[Stored data entries]
━━━━━━━━━━━━━━━━
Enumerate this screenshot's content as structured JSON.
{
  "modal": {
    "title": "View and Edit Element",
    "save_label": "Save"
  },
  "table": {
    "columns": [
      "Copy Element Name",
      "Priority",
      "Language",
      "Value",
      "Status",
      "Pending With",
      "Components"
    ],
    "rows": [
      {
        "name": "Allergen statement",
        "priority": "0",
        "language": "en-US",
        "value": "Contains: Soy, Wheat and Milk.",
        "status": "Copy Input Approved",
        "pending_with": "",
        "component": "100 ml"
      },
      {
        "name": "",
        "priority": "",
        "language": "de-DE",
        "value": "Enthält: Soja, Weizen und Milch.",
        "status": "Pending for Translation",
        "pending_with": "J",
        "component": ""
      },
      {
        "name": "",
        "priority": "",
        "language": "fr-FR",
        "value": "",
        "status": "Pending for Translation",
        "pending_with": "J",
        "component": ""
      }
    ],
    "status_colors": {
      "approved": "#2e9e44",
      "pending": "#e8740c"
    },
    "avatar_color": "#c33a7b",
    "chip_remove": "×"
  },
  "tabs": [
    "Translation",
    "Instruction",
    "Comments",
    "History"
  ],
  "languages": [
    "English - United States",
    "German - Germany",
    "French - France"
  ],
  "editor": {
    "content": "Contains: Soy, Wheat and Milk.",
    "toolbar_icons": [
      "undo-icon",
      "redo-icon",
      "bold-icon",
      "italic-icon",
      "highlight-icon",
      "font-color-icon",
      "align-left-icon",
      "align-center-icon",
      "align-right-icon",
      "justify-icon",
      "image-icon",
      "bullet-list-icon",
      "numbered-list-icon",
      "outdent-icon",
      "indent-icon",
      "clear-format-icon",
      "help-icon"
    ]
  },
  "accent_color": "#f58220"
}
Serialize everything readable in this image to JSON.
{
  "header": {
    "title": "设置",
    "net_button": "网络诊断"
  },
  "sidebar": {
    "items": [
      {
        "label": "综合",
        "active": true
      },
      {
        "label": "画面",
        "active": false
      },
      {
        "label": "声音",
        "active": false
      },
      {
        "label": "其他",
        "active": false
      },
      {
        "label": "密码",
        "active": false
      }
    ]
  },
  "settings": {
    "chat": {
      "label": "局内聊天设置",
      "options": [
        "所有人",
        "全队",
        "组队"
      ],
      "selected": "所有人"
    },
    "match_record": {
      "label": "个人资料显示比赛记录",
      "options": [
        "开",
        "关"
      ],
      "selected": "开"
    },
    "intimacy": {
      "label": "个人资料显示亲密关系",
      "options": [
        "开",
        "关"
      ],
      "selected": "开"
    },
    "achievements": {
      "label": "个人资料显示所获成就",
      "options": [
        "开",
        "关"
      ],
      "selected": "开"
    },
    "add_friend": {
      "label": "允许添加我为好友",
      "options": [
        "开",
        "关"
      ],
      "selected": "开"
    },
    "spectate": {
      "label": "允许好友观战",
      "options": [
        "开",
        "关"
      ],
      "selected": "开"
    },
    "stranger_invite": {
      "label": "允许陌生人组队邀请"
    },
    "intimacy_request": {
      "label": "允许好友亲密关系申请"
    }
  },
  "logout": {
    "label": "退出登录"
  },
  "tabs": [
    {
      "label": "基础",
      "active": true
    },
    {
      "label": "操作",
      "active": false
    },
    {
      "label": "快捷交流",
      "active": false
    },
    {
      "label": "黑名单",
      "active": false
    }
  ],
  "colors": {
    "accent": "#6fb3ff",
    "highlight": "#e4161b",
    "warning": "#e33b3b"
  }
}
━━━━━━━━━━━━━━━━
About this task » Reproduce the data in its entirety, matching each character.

Solution to this exercise »
Enumerate this screenshot's content as structured JSON.
{
  "modal": {
    "title": "View and Edit Element",
    "save_label": "Save"
  },
  "table": {
    "columns": [
      "Copy Element Name",
      "Priority",
      "Language",
      "Value",
      "Status",
      "Pending With",
      "Components"
    ],
    "rows": [
      {
        "name": "Allergen statement",
        "priority": "0",
        "language": "en-US",
        "value": "Contains: Soy, Wheat and Milk.",
        "status": "Copy Input Approved",
        "pending_with": "",
        "component": "100 ml"
      },
      {
        "name": "",
        "priority": "",
        "language": "de-DE",
        "value": "Enthält: Soja, Weizen und Milch.",
        "status": "Pending for Translation",
        "pending_with": "J",
        "component": ""
      },
      {
        "name": "",
        "priority": "",
        "language": "fr-FR",
        "value": "",
        "status": "Pending for Translation",
        "pending_with": "J",
        "component": ""
      }
    ],
    "status_colors": {
      "approved": "#2e9e44",
      "pending": "#e8740c"
    },
    "avatar_color": "#c33a7b",
    "chip_remove": "×"
  },
  "tabs": [
    "Translation",
    "Instruction",
    "Comments",
    "History"
  ],
  "languages": [
    "English - United States",
    "German - Germany",
    "French - France"
  ],
  "editor": {
    "content": "Contains: Soy, Wheat and Milk.",
    "toolbar_icons": [
      "undo-icon",
      "redo-icon",
      "bold-icon",
      "italic-icon",
      "highlight-icon",
      "font-color-icon",
      "align-left-icon",
      "align-center-icon",
      "align-right-icon",
      "justify-icon",
      "image-icon",
      "bullet-list-icon",
      "numbered-list-icon",
      "outdent-icon",
      "indent-icon",
      "clear-format-icon",
      "help-icon"
    ]
  },
  "accent_color": "#f58220"
}
Serialize everything readable in this image to JSON.
{
  "header": {
    "title": "设置",
    "net_button": "网络诊断"
  },
  "sidebar": {
    "items": [
      {
        "label": "综合",
        "active": true
      },
      {
        "label": "画面",
        "active": false
      },
      {
        "label": "声音",
        "active": false
      },
      {
        "label": "其他",
        "active": false
      },
      {
        "label": "密码",
        "active": false
      }
    ]
  },
  "settings": {
    "chat": {
      "label": "局内聊天设置",
      "options": [
        "所有人",
        "全队",
        "组队"
      ],
      "selected": "所有人"
    },
    "match_record": {
      "label": "个人资料显示比赛记录",
      "options": [
        "开",
        "关"
      ],
      "selected": "开"
    },
    "intimacy": {
      "label": "个人资料显示亲密关系",
      "options": [
        "开",
        "关"
      ],
      "selected": "开"
    },
    "achievements": {
      "label": "个人资料显示所获成就",
      "options": [
        "开",
        "关"
      ],
      "selected": "开"
    },
    "add_friend": {
      "label": "允许添加我为好友",
      "options": [
        "开",
        "关"
      ],
      "selected": "开"
    },
    "spectate": {
      "label": "允许好友观战",
      "options": [
        "开",
        "关"
      ],
      "selected": "开"
    },
    "stranger_invite": {
      "label": "允许陌生人组队邀请"
    },
    "intimacy_request": {
      "label": "允许好友亲密关系申请"
    }
  },
  "logout": {
    "label": "退出登录"
  },
  "tabs": [
    {
      "label": "基础",
      "active": true
    },
    {
      "label": "操作",
      "active": false
    },
    {
      "label": "快捷交流",
      "active": false
    },
    {
      "label": "黑名单",
      "active": false
    }
  ],
  "colors": {
    "accent": "#6fb3ff",
    "highlight": "#e4161b",
    "warning": "#e33b3b"
  }
}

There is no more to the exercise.